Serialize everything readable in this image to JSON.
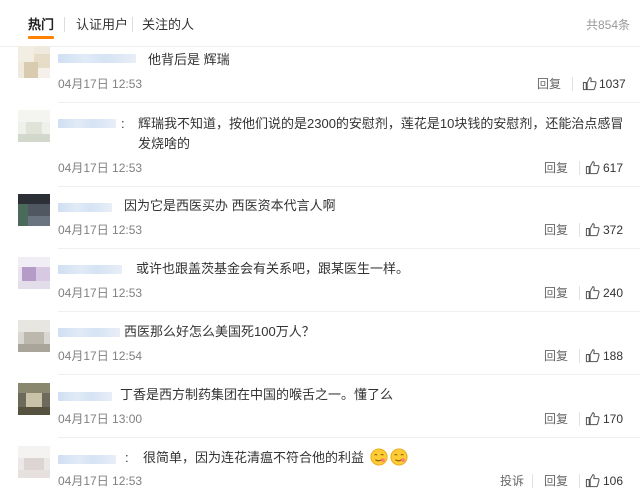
{
  "tabs": [
    {
      "label": "热门",
      "active": true
    },
    {
      "label": "认证用户",
      "active": false
    },
    {
      "label": "关注的人",
      "active": false
    }
  ],
  "total_count": "共854条",
  "reply_label": "回复",
  "report_label": "投诉",
  "comments": [
    {
      "text": "他背后是 辉瑞",
      "time": "04月17日 12:53",
      "likes": "1037"
    },
    {
      "text": "辉瑞我不知道，按他们说的是2300的安慰剂，莲花是10块钱的安慰剂，还能治点感冒发烧啥的",
      "time": "04月17日 12:53",
      "likes": "617"
    },
    {
      "text": "因为它是西医买办 西医资本代言人啊",
      "time": "04月17日 12:53",
      "likes": "372"
    },
    {
      "text": "或许也跟盖茨基金会有关系吧，跟某医生一样。",
      "time": "04月17日 12:53",
      "likes": "240"
    },
    {
      "text": "西医那么好怎么美国死100万人？",
      "time": "04月17日 12:54",
      "likes": "188"
    },
    {
      "text": "丁香是西方制药集团在中国的喉舌之一。懂了么",
      "time": "04月17日 13:00",
      "likes": "170"
    },
    {
      "text": "很简单，因为连花清瘟不符合他的利益",
      "time": "04月17日 12:53",
      "likes": "106",
      "emojis": [
        "smirk-emoji",
        "smirk-emoji"
      ]
    }
  ],
  "colors": {
    "accent": "#ff8200",
    "username_blur": "#d5e3f4",
    "muted": "#808080"
  },
  "icons": [
    "thumbs-up-icon",
    "smirk-emoji"
  ]
}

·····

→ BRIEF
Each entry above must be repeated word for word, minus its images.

→ RESPONSE
Serialize everything readable in this image to JSON.
{
  "tabs": [
    {
      "label": "热门",
      "active": true
    },
    {
      "label": "认证用户",
      "active": false
    },
    {
      "label": "关注的人",
      "active": false
    }
  ],
  "total_count": "共854条",
  "reply_label": "回复",
  "report_label": "投诉",
  "comments": [
    {
      "text": "他背后是 辉瑞",
      "time": "04月17日 12:53",
      "likes": "1037"
    },
    {
      "text": "辉瑞我不知道，按他们说的是2300的安慰剂，莲花是10块钱的安慰剂，还能治点感冒发烧啥的",
      "time": "04月17日 12:53",
      "likes": "617"
    },
    {
      "text": "因为它是西医买办 西医资本代言人啊",
      "time": "04月17日 12:53",
      "likes": "372"
    },
    {
      "text": "或许也跟盖茨基金会有关系吧，跟某医生一样。",
      "time": "04月17日 12:53",
      "likes": "240"
    },
    {
      "text": "西医那么好怎么美国死100万人？",
      "time": "04月17日 12:54",
      "likes": "188"
    },
    {
      "text": "丁香是西方制药集团在中国的喉舌之一。懂了么",
      "time": "04月17日 13:00",
      "likes": "170"
    },
    {
      "text": "很简单，因为连花清瘟不符合他的利益",
      "time": "04月17日 12:53",
      "likes": "106",
      "emojis": [
        "smirk-emoji",
        "smirk-emoji"
      ]
    }
  ],
  "colors": {
    "accent": "#ff8200",
    "username_blur": "#d5e3f4",
    "muted": "#808080"
  },
  "icons": [
    "thumbs-up-icon",
    "smirk-emoji"
  ]
}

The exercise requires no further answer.